(Problem to work on) Scan the entries for lines with the word "Options" and copy those lines.

[Website and app data records]
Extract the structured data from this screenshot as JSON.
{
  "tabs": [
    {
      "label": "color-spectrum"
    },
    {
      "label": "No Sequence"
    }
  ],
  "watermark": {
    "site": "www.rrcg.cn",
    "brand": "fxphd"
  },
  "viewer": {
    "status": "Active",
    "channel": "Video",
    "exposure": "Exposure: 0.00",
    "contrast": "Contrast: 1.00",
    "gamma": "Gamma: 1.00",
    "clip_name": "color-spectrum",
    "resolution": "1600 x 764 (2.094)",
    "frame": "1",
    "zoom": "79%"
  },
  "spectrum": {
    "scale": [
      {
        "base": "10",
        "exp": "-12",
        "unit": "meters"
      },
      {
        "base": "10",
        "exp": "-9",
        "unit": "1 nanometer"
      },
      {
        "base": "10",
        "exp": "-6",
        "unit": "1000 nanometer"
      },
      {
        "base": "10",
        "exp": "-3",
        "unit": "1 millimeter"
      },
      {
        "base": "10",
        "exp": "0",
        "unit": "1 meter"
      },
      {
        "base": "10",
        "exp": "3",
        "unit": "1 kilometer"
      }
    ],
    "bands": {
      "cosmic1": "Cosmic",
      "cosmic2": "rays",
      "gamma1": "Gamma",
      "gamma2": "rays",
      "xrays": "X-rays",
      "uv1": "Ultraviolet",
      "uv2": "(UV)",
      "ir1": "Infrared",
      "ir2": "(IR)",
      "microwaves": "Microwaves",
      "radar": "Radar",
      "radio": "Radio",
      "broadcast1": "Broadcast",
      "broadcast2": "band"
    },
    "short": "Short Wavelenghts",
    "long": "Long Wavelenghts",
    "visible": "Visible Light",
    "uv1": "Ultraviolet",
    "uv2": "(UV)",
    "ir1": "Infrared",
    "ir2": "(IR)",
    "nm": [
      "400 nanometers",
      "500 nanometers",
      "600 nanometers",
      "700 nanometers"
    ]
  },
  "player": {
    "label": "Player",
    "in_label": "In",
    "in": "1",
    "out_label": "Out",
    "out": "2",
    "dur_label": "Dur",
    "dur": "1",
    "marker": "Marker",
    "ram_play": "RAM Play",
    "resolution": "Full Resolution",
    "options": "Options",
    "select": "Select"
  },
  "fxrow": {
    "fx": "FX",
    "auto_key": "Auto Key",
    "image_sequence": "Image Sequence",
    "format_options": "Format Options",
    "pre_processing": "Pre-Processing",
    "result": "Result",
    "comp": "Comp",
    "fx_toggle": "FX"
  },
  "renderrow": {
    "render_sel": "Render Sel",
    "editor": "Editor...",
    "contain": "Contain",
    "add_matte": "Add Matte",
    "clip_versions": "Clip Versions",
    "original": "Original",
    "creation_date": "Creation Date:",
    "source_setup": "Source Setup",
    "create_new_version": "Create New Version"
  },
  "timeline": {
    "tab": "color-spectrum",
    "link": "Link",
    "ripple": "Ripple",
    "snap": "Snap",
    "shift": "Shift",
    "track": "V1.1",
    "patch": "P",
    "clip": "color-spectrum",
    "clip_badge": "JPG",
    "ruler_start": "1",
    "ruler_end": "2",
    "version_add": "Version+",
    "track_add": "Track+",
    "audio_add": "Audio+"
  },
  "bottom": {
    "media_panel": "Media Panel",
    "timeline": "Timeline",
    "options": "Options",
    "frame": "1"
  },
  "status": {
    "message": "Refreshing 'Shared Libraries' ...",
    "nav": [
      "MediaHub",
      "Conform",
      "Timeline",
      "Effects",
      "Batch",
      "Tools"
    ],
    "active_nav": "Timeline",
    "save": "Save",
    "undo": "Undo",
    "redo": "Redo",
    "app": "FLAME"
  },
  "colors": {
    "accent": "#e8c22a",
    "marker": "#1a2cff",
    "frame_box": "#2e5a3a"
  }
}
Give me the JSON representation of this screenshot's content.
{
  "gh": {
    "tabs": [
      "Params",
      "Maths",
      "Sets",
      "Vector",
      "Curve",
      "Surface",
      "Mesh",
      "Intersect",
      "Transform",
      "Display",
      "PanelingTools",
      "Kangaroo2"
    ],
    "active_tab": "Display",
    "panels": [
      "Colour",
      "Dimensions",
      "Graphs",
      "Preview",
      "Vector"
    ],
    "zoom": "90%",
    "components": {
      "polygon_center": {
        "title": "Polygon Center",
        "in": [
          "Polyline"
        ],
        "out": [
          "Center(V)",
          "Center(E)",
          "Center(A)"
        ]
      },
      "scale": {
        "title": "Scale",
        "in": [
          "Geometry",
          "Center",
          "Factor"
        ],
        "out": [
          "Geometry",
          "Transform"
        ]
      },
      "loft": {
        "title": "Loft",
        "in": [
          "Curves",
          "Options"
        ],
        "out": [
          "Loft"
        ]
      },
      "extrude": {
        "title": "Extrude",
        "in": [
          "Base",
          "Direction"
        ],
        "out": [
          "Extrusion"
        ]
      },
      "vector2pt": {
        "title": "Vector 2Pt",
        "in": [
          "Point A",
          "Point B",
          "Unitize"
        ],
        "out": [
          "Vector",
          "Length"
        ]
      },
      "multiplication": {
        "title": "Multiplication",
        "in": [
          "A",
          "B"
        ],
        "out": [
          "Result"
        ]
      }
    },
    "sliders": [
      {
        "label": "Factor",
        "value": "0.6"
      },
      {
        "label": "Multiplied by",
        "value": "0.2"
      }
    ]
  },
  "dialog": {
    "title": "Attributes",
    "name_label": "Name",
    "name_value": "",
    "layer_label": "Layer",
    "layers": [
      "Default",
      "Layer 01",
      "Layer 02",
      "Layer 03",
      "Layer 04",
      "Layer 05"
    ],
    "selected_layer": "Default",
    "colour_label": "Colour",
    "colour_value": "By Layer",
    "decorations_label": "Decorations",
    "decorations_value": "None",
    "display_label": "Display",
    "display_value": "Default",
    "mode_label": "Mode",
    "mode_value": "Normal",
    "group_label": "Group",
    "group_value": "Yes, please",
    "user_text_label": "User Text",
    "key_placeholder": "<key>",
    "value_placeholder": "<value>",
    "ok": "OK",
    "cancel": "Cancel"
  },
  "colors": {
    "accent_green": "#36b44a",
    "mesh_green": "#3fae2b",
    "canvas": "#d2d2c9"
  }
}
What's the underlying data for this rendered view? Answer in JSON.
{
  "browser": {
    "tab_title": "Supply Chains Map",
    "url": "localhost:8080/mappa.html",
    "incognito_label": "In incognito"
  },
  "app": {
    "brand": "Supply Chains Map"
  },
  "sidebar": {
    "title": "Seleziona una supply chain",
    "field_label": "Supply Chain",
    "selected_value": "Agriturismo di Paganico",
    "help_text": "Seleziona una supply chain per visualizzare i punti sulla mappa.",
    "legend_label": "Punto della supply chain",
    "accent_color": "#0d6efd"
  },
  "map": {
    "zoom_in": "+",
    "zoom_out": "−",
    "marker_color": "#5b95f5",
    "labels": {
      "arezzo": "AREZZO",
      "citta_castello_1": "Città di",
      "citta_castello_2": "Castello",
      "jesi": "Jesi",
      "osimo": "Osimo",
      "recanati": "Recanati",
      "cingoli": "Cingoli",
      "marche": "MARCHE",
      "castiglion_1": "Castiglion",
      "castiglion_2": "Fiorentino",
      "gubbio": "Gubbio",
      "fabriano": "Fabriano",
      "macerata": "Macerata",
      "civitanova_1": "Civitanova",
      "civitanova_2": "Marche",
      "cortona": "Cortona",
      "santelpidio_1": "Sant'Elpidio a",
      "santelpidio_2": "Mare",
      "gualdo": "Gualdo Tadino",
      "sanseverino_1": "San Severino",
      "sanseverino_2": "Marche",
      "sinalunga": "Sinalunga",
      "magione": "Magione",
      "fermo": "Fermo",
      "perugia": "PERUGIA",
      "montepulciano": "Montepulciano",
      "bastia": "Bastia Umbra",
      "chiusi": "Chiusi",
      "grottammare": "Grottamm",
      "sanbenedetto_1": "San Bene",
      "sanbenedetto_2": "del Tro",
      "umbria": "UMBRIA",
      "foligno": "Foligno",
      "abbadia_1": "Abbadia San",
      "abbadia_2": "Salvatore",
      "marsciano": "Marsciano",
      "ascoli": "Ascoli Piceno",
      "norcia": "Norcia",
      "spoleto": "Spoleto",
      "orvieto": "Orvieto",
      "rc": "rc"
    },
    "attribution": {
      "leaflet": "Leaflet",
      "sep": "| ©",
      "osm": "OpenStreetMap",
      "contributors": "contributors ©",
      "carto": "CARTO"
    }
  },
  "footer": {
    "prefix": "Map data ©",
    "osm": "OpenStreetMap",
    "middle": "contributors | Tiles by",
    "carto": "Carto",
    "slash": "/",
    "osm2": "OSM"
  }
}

(Task output)
    "options": "Options",
    "format_options": "Format Options",
    "options": "Options",
          "Options"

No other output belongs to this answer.